Osage orange Tree Information

Images of Osage orange:

Osage orange grows in the following 39 states and provinces:

Alabama, Arkansas, California, Colorado, Connecticut, Delaware, Florida, Georgia, Illinois, Indiana, Iowa, Kansas, Kentucky, Louisiana, Maine, Maryland, Massachusetts, Michigan, Mississippi, Missouri, Nebraska, New Hampshire, New Jersey, New York, North Carolina, Ohio, Oklahoma, Oregon, Pennsylvania, Rhode Island, South Carolina, South Dakota, Tennessee, Texas, Utah, Vermont, Virginia, Washington, West Virginia

Information about Osage orange:

More information about Osage orange may be found here.

The Maclura Pomifera is commonly known as the Bois D'arc, Hedge-apple as well as Osage-orange.

The currently accepted scientific name for osage-orange is Maclura pomifera (Raf.) Schneid. (Moraceae) . There are no currently accepted infrataxa.

Osage-orange is native to a narrow belt in eastern Texas, southeastern Oklahoma, southwestern Arkansas, and the extreme northwest corner of Louisiana. This belt includes portions of the Blackland Prairies, Chiso Mountains, and the Red River drainage . Osage-orange has been introduced into most of the conterminous United States and has become naturalized throughout much of the eastern United States and the central Great Plains .
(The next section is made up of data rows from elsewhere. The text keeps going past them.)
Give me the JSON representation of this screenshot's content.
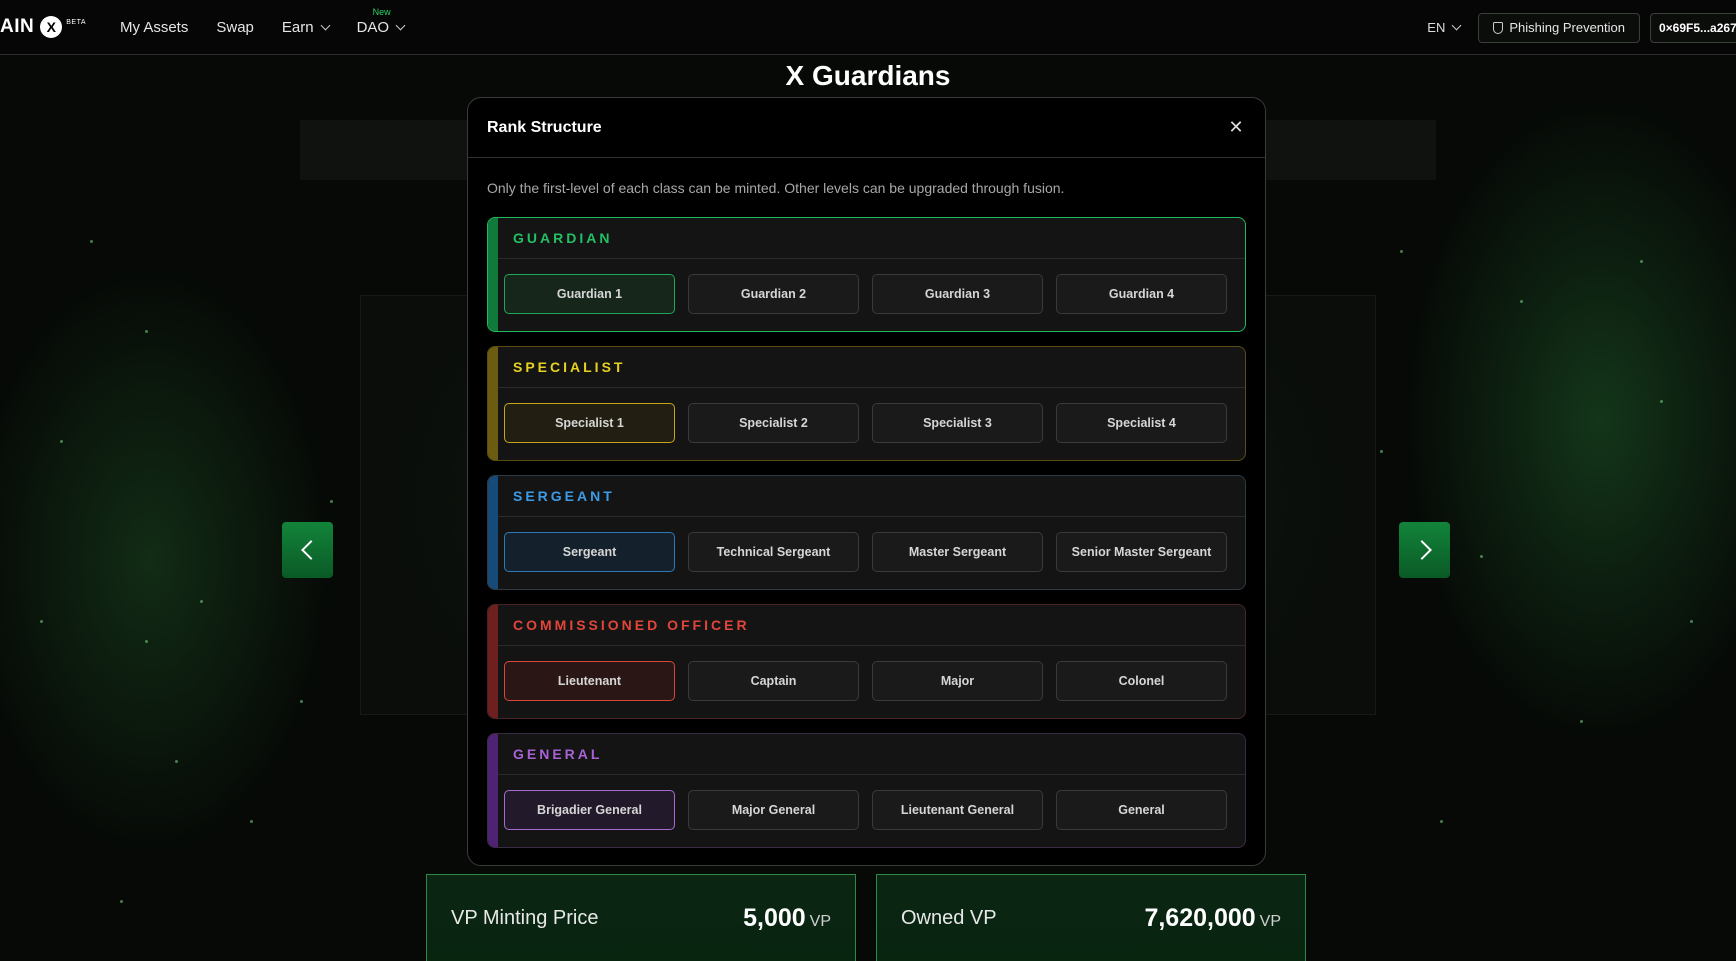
{
  "nav": {
    "logo_text": "AIN",
    "logo_badge": "BETA",
    "links": [
      {
        "label": "My Assets"
      },
      {
        "label": "Swap"
      },
      {
        "label": "Earn"
      },
      {
        "label": "DAO",
        "badge": "New"
      }
    ],
    "language": "EN",
    "phishing_label": "Phishing Prevention",
    "wallet_address": "0×69F5...a267"
  },
  "page": {
    "title": "X Guardians"
  },
  "stats": {
    "minting_label": "VP Minting Price",
    "minting_value": "5,000",
    "minting_unit": "VP",
    "owned_label": "Owned VP",
    "owned_value": "7,620,000",
    "owned_unit": "VP"
  },
  "modal": {
    "title": "Rank Structure",
    "description": "Only the first-level of each class can be minted. Other levels can be upgraded through fusion.",
    "classes": [
      {
        "name": "GUARDIAN",
        "color": "#23c063",
        "levels": [
          "Guardian 1",
          "Guardian 2",
          "Guardian 3",
          "Guardian 4"
        ]
      },
      {
        "name": "SPECIALIST",
        "color": "#e6d21e",
        "levels": [
          "Specialist 1",
          "Specialist 2",
          "Specialist 3",
          "Specialist 4"
        ]
      },
      {
        "name": "SERGEANT",
        "color": "#3c9be6",
        "levels": [
          "Sergeant",
          "Technical Sergeant",
          "Master Sergeant",
          "Senior Master Sergeant"
        ]
      },
      {
        "name": "COMMISSIONED OFFICER",
        "color": "#e2453a",
        "levels": [
          "Lieutenant",
          "Captain",
          "Major",
          "Colonel"
        ]
      },
      {
        "name": "GENERAL",
        "color": "#a862d6",
        "levels": [
          "Brigadier General",
          "Major General",
          "Lieutenant General",
          "General"
        ]
      }
    ]
  },
  "icons": {
    "close": "close-icon",
    "prev": "chevron-left-icon",
    "next": "chevron-right-icon",
    "shield": "shield-icon",
    "dropdown": "chevron-down-icon"
  }
}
Native and naturalized populations of osage-orange occur in rich bottomland forests and on sandy terraces. On the Trinity River floodplain in Texas, mostly small (less than 8-inch diameter) osage-orange occurs in bottomland forests dominated by cedar elm (Ulmus crassifolia), sugarberry (Celtis laevigata), green ash (Fraxinus pennsylvanica), and western soapberry (Sapindus soponaria var. drummondii) . In Iowa, osage-orange occurs in a honey-locust (Gleditsia triacanthos)-black locust (Robinia psuedoacacia)-boxelder (Acer negundo)-elm (Ulmus spp.) forest . On lower terraces of Salt Creek in Illinois, osage-orange occurs in a bur oak (Quercus macrocarpa)-hackberrry (Celtis occidentalis) forest . Osage-orange is also associated with white oak (Quercus alba), white ash (Fraxinus americana), and red mulberry (Morus rubra) . In Tennessee, Kentucky, and Alabama, osage-orange occurs with eastern redcedar (Juniperus virginiana), black walnut (Juglans nigra), hickory (Carya spp.), and elm . Osage-orange that has escaped cultivation often occurs as thickets along fencerows and ditches, in ravines, and in overgrazed pastures. It commonly occurs with honey-locust in disturbed areas .

Some of the information provided here is attributed to:Carey, Jennifer H. 1994. Maclura pomifera. In: Fire Effects Information System, [Online]. U.S. Department of Agriculture, Forest Service, Rocky Mountain Research Station, Fire Sciences Laboratory (Producer). , available at the USDA Fire Effects Information System (FEIS) website